In 2002 Malcolm’s aunt died, leaving us her portion of the old family property, and as our son had married and was ready to take on the running of “Orielton”, we moved back down south to “Englefield” at Illabo, between Wagga Wagga and Cootamundra, west of Canberra. I cannot say that I like this country as well as “Orielton” for rearing horses, however we do what we must. “Orielton” was perfect country, being close to desert conditions, extremely hot for a lot of the year, and dry for most, making worms an unknown thing, while the Mitchell Grass has to be the best feed God ever invented. The horses ran in 5000 acre paddocks, in mobs of 10 to 30, and galloped for 20 k’s when they felt like a run of an evening. They grew up fit and healthy, with very little trouble to me!!! This country is quite different, and causes me lots more work! I have split up the big paddock into five paddocks, each 900 metres in length by 300 metres wide, giving them room to get up a bit of speed when running. Thankfully I have a hill for them to run up, giving them some lung stretching excercise. I have some good lucerne in most of these paddocks, but the severe drought of recent years has certainly made it difficult to look after the horses, with lots of hay and supplement being bought. And drench.


Englefield – rain on the foothills of the Blue Mountains

Now that I am back near Henley Farm, Tracey Stephens and I help each other out quite a bit. We also swap stallions sometimes. We realised that we wanted to obtain more LUMINOUS NIGHT (imp. U.K.) blood, but we did not have a son of his, so I contacted a friend who had bought a colt MATTA MIA KIMILE, by him out of K. KUM MARA. She had sold him on, but we were able to get him back, so he is now a resident stallion of both studs. He is a character like his dad, and is loved by all. He has sired some very useful stockhorses and pony club horses before coming back home, and has now started producing some very nice purebreds and partbreds. We look forward to seeing what his progeny can do in the endurance field. As he is an old horse now, I have kept a very nice colt by him out of MATTA MIA DIYANEH (H.F.Nasan x K.P. Blue Dawn)

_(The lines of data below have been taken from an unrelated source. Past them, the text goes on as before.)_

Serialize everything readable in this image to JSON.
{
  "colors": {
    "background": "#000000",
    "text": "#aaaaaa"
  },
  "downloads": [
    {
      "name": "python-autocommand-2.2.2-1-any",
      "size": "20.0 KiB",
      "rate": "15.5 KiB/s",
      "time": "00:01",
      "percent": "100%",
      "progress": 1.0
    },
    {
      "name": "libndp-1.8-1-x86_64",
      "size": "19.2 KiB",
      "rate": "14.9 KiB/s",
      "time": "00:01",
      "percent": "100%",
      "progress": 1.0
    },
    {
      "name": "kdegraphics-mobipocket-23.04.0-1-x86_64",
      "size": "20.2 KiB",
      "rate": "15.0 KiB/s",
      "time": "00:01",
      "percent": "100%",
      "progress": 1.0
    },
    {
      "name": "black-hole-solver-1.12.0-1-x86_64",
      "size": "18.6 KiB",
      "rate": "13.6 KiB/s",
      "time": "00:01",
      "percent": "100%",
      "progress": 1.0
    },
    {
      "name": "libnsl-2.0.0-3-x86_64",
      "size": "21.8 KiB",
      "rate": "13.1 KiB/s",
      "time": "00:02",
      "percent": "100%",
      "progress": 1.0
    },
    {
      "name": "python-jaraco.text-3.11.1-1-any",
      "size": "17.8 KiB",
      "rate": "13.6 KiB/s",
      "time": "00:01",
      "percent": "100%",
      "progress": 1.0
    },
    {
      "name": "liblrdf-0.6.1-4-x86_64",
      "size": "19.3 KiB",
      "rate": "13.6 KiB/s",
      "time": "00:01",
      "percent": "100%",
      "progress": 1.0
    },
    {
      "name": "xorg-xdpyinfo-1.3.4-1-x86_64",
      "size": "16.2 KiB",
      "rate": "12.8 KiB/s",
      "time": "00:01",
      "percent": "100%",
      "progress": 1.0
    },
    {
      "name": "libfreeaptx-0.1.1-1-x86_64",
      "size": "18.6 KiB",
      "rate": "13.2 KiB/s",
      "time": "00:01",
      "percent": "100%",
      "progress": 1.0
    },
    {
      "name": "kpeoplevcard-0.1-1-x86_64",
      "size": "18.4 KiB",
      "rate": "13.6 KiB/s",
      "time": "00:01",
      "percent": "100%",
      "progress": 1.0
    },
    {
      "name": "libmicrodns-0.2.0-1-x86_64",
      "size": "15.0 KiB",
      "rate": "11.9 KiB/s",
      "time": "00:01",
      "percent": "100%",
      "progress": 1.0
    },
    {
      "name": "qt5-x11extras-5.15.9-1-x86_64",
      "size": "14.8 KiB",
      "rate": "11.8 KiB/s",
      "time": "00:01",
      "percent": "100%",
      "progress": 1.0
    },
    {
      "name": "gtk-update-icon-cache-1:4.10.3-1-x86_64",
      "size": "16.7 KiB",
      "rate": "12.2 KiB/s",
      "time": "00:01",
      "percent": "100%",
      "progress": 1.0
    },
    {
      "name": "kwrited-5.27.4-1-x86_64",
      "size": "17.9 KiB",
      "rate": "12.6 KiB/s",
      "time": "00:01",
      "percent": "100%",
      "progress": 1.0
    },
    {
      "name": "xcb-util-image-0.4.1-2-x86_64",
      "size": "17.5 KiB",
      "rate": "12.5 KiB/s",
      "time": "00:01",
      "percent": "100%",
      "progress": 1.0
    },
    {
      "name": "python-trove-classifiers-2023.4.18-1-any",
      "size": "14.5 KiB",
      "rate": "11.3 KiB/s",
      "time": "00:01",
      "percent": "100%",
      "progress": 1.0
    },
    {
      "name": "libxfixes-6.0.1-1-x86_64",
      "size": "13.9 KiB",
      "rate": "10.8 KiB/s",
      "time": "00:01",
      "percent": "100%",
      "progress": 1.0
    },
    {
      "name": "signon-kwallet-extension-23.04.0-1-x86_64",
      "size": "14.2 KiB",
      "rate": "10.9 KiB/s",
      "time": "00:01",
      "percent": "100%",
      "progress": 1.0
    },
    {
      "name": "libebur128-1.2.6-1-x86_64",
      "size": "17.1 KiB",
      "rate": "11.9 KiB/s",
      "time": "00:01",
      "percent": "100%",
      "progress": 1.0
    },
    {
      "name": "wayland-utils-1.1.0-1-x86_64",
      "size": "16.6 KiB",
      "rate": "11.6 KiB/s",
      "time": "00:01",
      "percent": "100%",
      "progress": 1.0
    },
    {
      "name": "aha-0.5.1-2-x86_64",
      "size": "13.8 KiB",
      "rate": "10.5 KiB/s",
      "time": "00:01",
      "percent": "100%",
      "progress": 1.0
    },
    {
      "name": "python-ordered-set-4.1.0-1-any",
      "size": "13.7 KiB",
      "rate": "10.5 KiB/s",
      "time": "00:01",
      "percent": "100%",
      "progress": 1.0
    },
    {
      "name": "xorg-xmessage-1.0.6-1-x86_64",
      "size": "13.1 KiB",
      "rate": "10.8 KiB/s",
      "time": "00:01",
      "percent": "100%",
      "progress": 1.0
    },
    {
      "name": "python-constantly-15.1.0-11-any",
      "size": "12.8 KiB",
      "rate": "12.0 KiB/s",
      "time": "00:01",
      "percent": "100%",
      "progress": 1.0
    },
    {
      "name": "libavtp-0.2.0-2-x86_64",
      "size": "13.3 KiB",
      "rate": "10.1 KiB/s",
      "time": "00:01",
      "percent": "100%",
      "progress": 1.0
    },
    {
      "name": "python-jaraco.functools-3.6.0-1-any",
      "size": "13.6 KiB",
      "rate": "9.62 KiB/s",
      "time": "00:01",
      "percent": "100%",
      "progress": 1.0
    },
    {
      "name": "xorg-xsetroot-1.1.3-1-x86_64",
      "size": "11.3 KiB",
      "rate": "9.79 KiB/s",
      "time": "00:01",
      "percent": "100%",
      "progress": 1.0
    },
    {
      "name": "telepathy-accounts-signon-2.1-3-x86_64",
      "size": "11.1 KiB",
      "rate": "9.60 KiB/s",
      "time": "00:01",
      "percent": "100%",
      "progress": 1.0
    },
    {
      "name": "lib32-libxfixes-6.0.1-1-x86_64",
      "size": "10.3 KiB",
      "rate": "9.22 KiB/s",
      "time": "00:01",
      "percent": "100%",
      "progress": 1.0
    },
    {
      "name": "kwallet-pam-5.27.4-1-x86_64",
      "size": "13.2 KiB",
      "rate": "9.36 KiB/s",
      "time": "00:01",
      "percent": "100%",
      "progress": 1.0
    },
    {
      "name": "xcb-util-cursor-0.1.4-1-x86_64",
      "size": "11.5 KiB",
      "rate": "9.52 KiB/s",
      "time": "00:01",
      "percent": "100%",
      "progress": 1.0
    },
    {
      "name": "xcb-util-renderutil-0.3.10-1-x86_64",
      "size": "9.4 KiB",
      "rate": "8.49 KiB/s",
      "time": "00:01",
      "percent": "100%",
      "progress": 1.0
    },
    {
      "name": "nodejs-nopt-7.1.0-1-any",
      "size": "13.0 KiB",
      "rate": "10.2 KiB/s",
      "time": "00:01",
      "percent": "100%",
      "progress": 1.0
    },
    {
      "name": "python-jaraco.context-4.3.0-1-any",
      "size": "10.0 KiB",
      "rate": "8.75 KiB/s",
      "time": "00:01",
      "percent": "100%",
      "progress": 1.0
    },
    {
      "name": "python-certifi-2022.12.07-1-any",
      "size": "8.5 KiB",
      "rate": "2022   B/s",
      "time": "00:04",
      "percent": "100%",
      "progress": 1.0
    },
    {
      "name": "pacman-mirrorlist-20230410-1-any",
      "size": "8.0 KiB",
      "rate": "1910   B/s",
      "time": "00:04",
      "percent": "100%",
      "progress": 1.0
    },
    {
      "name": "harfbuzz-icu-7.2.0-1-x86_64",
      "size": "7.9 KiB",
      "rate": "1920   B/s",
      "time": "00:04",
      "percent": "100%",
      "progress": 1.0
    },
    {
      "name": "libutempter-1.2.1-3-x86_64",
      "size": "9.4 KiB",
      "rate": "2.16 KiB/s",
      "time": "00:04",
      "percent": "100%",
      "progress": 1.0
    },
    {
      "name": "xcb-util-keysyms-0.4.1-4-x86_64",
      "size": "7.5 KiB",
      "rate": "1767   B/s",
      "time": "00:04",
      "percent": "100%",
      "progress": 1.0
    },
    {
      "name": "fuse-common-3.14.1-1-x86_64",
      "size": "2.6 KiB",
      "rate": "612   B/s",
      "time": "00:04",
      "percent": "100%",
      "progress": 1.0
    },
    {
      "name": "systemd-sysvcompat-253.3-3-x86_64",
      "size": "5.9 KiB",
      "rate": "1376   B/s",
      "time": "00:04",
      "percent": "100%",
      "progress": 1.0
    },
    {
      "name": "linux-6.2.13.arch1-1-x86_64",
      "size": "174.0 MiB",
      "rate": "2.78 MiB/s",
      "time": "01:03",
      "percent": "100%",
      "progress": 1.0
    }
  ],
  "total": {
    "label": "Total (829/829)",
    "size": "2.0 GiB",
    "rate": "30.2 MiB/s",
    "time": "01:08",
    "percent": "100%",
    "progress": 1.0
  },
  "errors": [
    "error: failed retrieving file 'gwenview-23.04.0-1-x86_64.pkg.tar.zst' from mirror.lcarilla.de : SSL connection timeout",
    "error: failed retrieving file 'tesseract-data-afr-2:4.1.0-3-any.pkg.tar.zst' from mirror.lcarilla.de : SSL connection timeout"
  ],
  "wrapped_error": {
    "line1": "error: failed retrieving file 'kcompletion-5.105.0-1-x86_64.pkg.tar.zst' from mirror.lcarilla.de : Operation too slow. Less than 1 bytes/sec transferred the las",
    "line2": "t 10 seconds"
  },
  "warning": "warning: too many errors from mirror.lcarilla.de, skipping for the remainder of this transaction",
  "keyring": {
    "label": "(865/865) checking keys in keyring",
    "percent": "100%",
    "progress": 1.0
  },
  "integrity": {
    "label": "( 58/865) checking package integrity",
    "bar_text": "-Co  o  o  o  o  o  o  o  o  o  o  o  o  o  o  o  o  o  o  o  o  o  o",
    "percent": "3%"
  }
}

I bought a lovely bay colt ZEYN DAHABDAMM from Helen Garland of Zeyn Arabians who had superb endurance bloodlines. His mother is full sister to Zeyn Shahzam who was no. 1 in the world, and was still no. 8 at 19 years of age. His sire is Wealdbarns Dominance, bred by Erica Williams. Unfortunately I only got one drop of foals from him, all very nice looking. He broke his leg and had to be put down. His progeny are just being broken in and starting training.

Horses at Englefield

Englefield – horses grazing

I also have a stallion here now MATTA MIA KEMAL by OMAR out of MATTA MIA KARA SABA, the last daughter of K.Kum Mara. He is a lovely young stallion, again with a lovely nature, and built very like Nasan, tall and rangy. His first foals are just hitting the ground, and so far, so good. We look forward to great things from him.

Last updatedMarch 25, 2011 12:58